Below are some records; find each line that carries the word "true" and copy it.

####

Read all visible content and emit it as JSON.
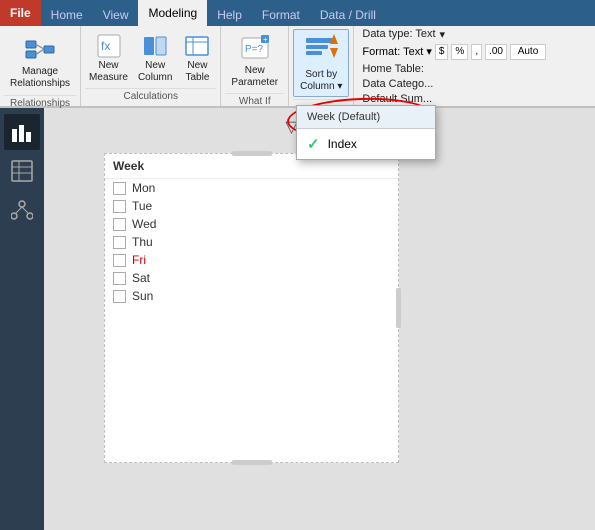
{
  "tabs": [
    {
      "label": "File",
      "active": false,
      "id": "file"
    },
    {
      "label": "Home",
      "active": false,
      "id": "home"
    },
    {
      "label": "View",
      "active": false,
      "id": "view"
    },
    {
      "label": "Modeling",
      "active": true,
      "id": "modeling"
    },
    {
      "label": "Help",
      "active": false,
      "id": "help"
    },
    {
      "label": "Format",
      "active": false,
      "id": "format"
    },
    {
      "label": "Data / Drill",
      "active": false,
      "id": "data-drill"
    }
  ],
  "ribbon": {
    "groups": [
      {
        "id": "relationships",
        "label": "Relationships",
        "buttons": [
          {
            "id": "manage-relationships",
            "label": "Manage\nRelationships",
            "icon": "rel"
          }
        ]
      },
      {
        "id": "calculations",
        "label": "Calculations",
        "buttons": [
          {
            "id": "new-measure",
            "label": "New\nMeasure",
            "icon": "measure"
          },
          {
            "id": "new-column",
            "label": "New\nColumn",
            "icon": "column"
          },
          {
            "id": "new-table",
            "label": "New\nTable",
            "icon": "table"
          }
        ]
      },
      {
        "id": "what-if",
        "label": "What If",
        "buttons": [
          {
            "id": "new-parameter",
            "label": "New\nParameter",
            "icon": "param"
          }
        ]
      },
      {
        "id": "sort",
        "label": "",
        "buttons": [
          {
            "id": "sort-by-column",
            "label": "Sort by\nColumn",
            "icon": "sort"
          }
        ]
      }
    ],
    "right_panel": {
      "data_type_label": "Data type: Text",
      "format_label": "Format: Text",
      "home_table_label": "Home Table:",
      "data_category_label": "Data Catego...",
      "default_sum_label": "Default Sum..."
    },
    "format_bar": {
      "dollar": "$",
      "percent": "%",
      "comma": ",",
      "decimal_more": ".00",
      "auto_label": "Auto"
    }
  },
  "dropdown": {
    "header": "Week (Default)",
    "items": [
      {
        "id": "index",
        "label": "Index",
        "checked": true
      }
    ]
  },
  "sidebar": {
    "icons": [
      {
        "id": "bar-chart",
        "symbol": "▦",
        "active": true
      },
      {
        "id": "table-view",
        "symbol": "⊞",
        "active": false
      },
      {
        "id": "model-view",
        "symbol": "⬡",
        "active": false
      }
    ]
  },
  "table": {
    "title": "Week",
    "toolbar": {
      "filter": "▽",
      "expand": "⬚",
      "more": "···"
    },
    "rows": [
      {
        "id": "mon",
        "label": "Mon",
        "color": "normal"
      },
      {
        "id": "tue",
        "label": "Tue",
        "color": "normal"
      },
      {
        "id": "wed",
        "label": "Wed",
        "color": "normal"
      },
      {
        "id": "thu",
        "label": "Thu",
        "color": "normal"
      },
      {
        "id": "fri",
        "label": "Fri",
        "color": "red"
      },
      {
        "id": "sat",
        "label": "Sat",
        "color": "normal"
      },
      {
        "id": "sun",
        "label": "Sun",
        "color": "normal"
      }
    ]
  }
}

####

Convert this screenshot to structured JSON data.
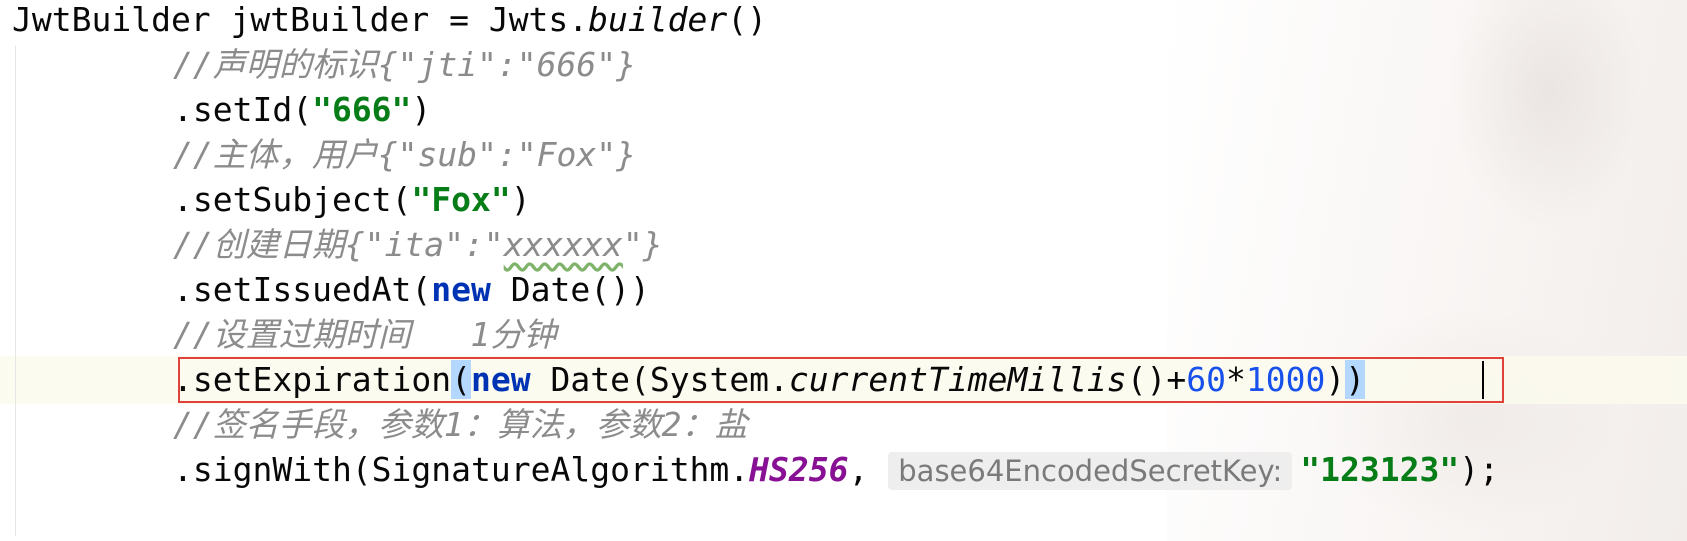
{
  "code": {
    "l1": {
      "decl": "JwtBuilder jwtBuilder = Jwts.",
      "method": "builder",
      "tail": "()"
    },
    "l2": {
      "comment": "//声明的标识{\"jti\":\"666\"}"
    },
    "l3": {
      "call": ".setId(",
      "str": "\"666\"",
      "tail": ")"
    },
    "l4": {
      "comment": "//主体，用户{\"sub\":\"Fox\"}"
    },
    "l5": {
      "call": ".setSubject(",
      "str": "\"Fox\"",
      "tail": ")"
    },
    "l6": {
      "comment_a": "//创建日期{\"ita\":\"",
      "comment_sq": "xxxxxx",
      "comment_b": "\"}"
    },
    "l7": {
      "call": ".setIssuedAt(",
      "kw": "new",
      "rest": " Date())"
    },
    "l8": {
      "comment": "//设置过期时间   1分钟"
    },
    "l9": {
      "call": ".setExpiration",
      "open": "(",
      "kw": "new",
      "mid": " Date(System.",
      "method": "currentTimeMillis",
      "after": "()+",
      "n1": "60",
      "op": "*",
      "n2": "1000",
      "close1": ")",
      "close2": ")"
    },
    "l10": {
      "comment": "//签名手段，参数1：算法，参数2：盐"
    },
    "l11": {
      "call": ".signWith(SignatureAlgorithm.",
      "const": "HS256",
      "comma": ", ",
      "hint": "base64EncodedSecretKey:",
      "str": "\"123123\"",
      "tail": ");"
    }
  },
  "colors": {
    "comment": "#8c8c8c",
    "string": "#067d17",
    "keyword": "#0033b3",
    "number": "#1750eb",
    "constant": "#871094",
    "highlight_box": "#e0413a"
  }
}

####

=== Answer box ===
      "active": true,
        "checked": true
        "active": true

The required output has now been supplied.